Kentucky officials have surveillance evidence which shows Gregory Bush, 51, as he proceeds to enter a historically Black church moments before fatally shooting two Black people at a Kroger supermarket in Jefferstown on Wednesday, according to The New York Times.
Bush, a white male from Louisville, was arraigned on Thursday in connection with the shooting, a horrific event which authorities have yet to label as a hate crime after a witness said they heard Bush spew racial remarks during the fatal episode.
Bush was charged with two counts of murder and 10 counts of wanton endangerment, in connection with the shooting which claimed the life of Vickie Lee Jones, 67, and Maurice Stallard, 69, the Times reports. Bush’s bail was set at $5 million.
Police say the surveillance video shows Bush as he attempts to enter the doors of First Baptist Church, a predominately Black church just 16 minutes from the supermarket. According to the church’s administrator, eight to 10 people were in worship services during the time of Bush’s arrival. A church member said they were alarmed after watching Bush’s aggressive attempts to enter the church. He then left after 10 minutes.
Authorities then believe Bush left the church and headed to Kroger where he first opened fire inside the store around 3 p.m., fatally striking Stallard. He then exited and fired at Jones in the parking lot. Both died at the scene.
Police believe Bush was fired at by a bystander whose name has not been released, but police rushed to the scene as Bush tried to flee. Police arrived about four minutes after 911 calls were made for help.
Police have hesitated to label the shooting as a hate crime to investigate the motive, due to Bush’s history with mental illness. Police believe Bush had no prior affiliation with either of the victims and have found no evidence as to why Bush targeted the grocery store.
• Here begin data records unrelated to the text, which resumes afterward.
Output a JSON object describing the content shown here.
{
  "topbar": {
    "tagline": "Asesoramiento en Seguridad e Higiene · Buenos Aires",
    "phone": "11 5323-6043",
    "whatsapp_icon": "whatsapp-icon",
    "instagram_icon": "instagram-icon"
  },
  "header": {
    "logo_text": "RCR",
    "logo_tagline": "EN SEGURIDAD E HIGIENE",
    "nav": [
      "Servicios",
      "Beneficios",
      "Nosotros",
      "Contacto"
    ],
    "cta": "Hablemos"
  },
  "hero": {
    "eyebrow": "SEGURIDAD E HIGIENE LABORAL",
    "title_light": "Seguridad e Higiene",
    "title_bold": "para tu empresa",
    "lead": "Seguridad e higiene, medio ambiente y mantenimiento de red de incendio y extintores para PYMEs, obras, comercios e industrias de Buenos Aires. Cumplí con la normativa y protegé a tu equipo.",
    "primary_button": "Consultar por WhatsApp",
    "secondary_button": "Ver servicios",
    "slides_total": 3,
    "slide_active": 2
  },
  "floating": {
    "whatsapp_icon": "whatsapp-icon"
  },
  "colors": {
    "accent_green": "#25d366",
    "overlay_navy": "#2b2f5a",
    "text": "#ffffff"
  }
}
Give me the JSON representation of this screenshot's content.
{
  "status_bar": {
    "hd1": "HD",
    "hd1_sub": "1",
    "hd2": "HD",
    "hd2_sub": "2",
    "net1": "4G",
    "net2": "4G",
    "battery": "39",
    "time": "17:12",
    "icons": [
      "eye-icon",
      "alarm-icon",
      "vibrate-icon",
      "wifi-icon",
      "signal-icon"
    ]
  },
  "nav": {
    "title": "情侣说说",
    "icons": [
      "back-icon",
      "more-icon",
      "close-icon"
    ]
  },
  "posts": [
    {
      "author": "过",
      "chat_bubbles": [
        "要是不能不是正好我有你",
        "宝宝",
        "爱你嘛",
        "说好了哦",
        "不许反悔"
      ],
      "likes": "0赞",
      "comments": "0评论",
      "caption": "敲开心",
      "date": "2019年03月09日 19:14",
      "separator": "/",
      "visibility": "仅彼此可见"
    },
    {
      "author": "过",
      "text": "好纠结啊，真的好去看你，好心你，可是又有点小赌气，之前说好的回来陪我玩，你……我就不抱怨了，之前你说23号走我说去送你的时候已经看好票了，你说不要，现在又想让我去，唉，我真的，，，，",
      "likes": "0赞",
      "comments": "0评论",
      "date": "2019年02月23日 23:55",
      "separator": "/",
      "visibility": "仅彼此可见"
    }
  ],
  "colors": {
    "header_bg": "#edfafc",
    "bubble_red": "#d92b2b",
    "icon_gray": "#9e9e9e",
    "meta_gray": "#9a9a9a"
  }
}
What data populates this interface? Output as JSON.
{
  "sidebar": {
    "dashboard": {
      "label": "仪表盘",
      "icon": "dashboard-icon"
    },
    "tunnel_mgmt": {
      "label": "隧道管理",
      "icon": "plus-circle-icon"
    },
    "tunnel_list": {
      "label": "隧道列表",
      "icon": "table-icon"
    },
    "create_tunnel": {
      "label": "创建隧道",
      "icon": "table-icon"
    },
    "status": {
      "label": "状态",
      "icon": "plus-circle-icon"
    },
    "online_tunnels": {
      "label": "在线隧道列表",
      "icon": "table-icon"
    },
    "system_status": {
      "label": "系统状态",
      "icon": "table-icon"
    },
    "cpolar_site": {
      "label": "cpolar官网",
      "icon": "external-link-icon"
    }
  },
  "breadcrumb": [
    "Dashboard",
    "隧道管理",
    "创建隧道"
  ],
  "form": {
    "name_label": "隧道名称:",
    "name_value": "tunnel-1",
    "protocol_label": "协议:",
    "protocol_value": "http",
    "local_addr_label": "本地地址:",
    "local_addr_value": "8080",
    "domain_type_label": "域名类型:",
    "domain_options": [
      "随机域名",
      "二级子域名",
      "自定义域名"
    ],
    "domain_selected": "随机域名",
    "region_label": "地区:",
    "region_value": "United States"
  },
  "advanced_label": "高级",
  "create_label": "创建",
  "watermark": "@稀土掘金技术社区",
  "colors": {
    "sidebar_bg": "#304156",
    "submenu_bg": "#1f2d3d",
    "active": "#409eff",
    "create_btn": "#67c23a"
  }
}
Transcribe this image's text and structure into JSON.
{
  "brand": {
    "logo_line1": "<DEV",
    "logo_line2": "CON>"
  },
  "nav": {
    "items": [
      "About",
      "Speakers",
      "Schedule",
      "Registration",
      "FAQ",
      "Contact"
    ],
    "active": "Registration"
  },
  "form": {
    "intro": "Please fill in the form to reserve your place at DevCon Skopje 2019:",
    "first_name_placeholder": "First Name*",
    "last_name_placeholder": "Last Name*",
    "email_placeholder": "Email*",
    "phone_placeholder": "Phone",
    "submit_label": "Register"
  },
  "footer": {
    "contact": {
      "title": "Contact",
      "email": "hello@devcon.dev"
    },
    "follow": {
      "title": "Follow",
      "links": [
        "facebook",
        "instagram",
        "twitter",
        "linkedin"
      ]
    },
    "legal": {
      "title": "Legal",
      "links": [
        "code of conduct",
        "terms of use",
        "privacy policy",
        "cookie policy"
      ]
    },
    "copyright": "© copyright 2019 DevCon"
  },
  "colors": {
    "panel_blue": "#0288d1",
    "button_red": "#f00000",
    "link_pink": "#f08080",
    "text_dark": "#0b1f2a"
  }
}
However, the son of a man who said his father was face to face with the gunman told Wave3 News that Bush said “whites don’t kill white’s” during their confrontation.
A local outlet WDRB reports Bush had a history of violence and making racial statements, repeatedly calling his wife the n-word.